A white oak near Spencer Brook in Concord, 19 1/2 feet in circumference, as it looked in 2005; it sprouted around the time Thoreau was born, in 1817. Credit: Richard Higgins.
Thoreau wrote prolifically about trees from 1836 to 1861. Although he observed them closely and described them in detail, he did not presume to fully explain them. He respected a mysterious quality about trees, a way in which they point beyond themselves. They bore witness to the holy for him. Trees emerge in his writings as special emblems and images of the divine.
During Thoreau’s lifetime, New England was all but deforested. While he hated the loss of familiar trees or woods — “Thank God, they cannot cut down the clouds!” — he was all the more aggrieved for knowing the ecological and psychological value of trees. “A town is saved,” he wrote, “not more by the righteous men in it, than by the woods and swamps that surround it.” Every tree “sends its fibers forth in search of the Wild” — and in the latter, he famously wrote, is the preservation of the world. Today’s recognition of trees as “carbon sinks” that reduce global warming makes his vision of their value seem clairvoyant.
Thoreau was ahead of his time about trees in other ways. A century before nurse logs became a popular term in forest ecology, he called pines “nurses” to the oak saplings that take root around them. He did not use the word ecology, but he saw forests as whole landscapes that ignored public and private boundaries and urged that they be preserved as such. He depicted forest trees as “communities” and villages, anticipating, if only through metaphor, our discovery of trees’ “social networks.” And, despite the cutting of woods all around him, Thoreau, nevertheless, foresaw that “one day they will be planted and nature reinstated to some extent.”

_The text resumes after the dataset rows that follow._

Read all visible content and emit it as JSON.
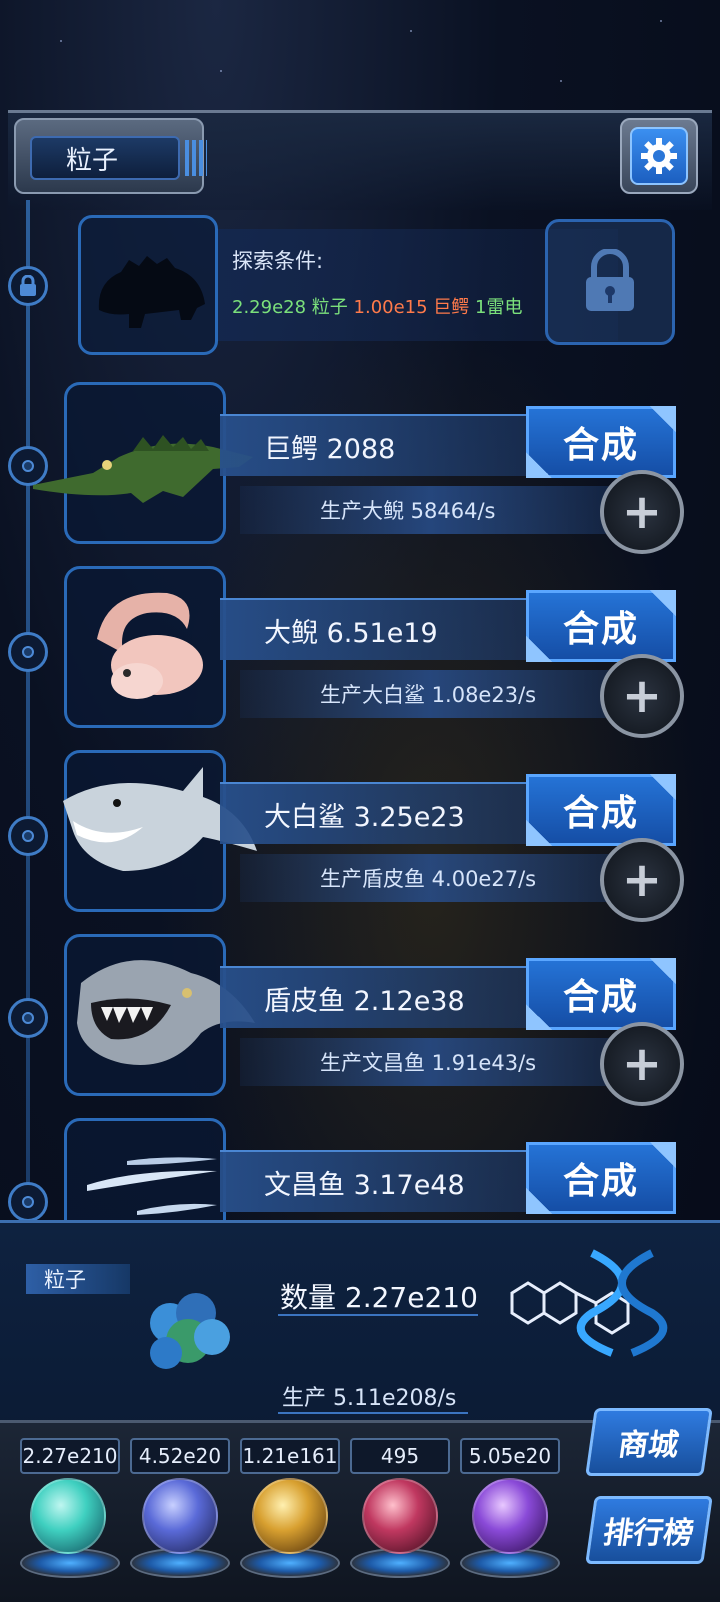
{
  "header": {
    "title": "粒子"
  },
  "locked": {
    "label": "探索条件:",
    "cond_1": "2.29e28 粒子",
    "cond_2": "1.00e15 巨鳄",
    "cond_3": "1雷电"
  },
  "creatures": [
    {
      "name_line": "巨鳄 2088",
      "merge_label": "合成",
      "prod_line": "生产大鲵 58464/s"
    },
    {
      "name_line": "大鲵 6.51e19",
      "merge_label": "合成",
      "prod_line": "生产大白鲨 1.08e23/s"
    },
    {
      "name_line": "大白鲨 3.25e23",
      "merge_label": "合成",
      "prod_line": "生产盾皮鱼 4.00e27/s"
    },
    {
      "name_line": "盾皮鱼 2.12e38",
      "merge_label": "合成",
      "prod_line": "生产文昌鱼 1.91e43/s"
    },
    {
      "name_line": "文昌鱼 3.17e48",
      "merge_label": "合成"
    }
  ],
  "particle_panel": {
    "label": "粒子",
    "count_line": "数量 2.27e210",
    "prod_line": "生产 5.11e208/s"
  },
  "resources": [
    {
      "value": "2.27e210",
      "orb": "particle-orb-icon",
      "color": "#3fd0c0"
    },
    {
      "value": "4.52e20",
      "orb": "lightning-orb-icon",
      "color": "#5a6ad8"
    },
    {
      "value": "1.21e161",
      "orb": "fire-orb-icon",
      "color": "#d8a030"
    },
    {
      "value": "495",
      "orb": "brain-orb-icon",
      "color": "#c03860"
    },
    {
      "value": "5.05e20",
      "orb": "vortex-orb-icon",
      "color": "#8a4ad8"
    }
  ],
  "side_buttons": {
    "shop": "商城",
    "ranking": "排行榜"
  },
  "colors": {
    "accent": "#2573d6",
    "green": "#7be07b",
    "orange": "#ff7a4a"
  }
}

Loggers had the upper hand, however, in his own day. Thoreau’s response was to use his gifts as a writer to challenge the petty calculus that reduced forests to so many board feet of lumber. He knew that without trees, nature would wither, and, thus, human life would as well. Trees, he said with customary frugal eloquence, “are good for other things than boards and shingles.” They should be allowed to “stand and decay for higher uses.”
Thoreau responded to trees on multiple levels. Five characteristic ways he did so were with his eye, his heart, his muse, his mind and his soul.

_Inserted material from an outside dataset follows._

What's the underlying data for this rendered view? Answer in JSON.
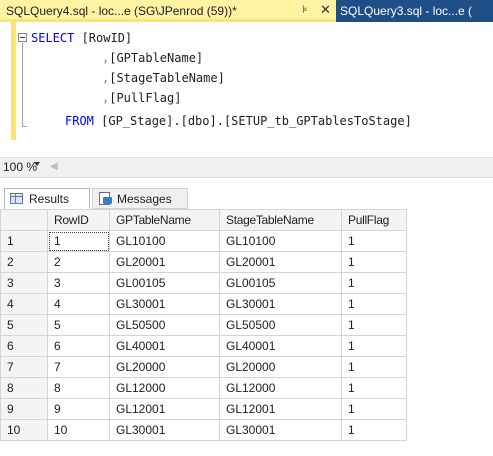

A SIGHT TO BEHOLD
Thoreau delighted in observing the shape, color, texture and stance of trees. He sketched them, interpreted their expressions and appraised their character. His eye took in all — root, trunk, bark, branch and crown, leaf, blossom and cone. It was the real trees he knew that made those he imagined so solid on the page. And, he knew them all over Concord — birches, basswoods and hornbeams in pastures and on hills, a pine or hemlock that stood “like a pagoda in the woods.” His eye never tired of the details that differentiate one tree from another. “A tree seen against other trees is a mere dark mass, but against the sky it has parts, has symmetry and expression.”
Thoreau loved to look at big trees — pasture oaks astride the fields, elms whose graceful crowns created a canopy of calm below, pines that rose like spires in the forest. But, he loved small or common trees no less. Rotting logs and dead leaves fascinated him. “Pitch pine cones very beautiful,” he wrote, “not only the fresh leather-colored ones but especially the dead gray ones.” The smallest oak, the shrub oak, was a favorite. It was “rigid as iron, clean as the atmosphere, hardy as virtue, innocent and sweet as a maiden.” Pulling apart willow catkins, he found the tree’s seeds “exceedingly minute,” as small as one-twentieth of an inch. Examining such details was more than observation for Thoreau. It was an act of contemplation. The eye, he wrote, “has many qualities which belong to God more than man.”
THOREAU’S SOFTER SIDE